However, in 1979, thanks to the Mustang, the Capri was new and featured a unique front-end design. Since it was a Mercury product, it was more upscale than Ford. But other than a few aesthetical changes, it was identical to the Mustang. As the performance version, Mercury introduced the RS model featuring a 2.3-liter turbocharged engine delivering just 135 HP. Performance was expectedly bad, but the car looked cool with a big air intake on the hood, RS badges, and a rear spoiler. Today, those RS models are quite rare although not that valuable or sought-after by car collectors.
The Chevrolet Citation X-11 is an interesting car. It is a compact, front-wheel-drive hatchback Chevrolet produced from 1980 to 1985. But it had a somewhat powerful V6 engine and muscle car looks. This car was a fine line between an American hot hatch and a compact muscle car since it featured aspects of both segments.

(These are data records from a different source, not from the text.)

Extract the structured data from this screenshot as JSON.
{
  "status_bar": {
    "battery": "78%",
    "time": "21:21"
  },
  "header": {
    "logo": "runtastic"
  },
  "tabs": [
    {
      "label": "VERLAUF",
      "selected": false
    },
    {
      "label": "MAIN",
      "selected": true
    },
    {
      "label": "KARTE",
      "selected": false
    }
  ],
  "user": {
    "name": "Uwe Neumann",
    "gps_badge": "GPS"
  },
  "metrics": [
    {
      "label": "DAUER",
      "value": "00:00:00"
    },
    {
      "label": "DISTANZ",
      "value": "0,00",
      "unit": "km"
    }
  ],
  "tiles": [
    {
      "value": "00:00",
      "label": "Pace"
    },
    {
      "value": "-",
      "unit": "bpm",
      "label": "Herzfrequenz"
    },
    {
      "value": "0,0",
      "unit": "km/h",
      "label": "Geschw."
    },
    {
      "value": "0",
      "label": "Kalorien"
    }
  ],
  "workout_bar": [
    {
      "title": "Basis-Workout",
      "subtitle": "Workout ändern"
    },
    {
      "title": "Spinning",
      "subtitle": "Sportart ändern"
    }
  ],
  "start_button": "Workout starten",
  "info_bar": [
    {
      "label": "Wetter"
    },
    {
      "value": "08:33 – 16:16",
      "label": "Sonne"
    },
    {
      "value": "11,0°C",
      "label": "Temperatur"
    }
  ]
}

The Citation was a modern model that Chevrolet needed to fight the import models. And it came in a wide arrange of flavors. The X-11 featured a 2.8-liter V6 engine and 135 HP. Despite the fact it doesn’t sound like much today, it was solid power for the time. But the X-11 had a few more features, such as a sports-tuned suspension, sharper steering, and better brakes. From the outside, you can differentiate the X-11 by its special bulged hood and trim details. However, the magazine testers of the day spoke highly of the X-11. In fact, they said it was much more than just a stronger engine and appearance package.
The Plymouth TC3 and its twin brother, the Dodge Omni 024 are forgotten Mopars. And they came from the time when American performance was a pale shadow of its former self in the late ’70s and early ’80s.
The idea behind this car was to offer a compact, modern-looking sports model with a small engine and cool features. Unfortunately, the engine displaced only 1.7-liters. And it had the diminutive power of just 63 HP. This meant the TC3 was a slow, forgettable model.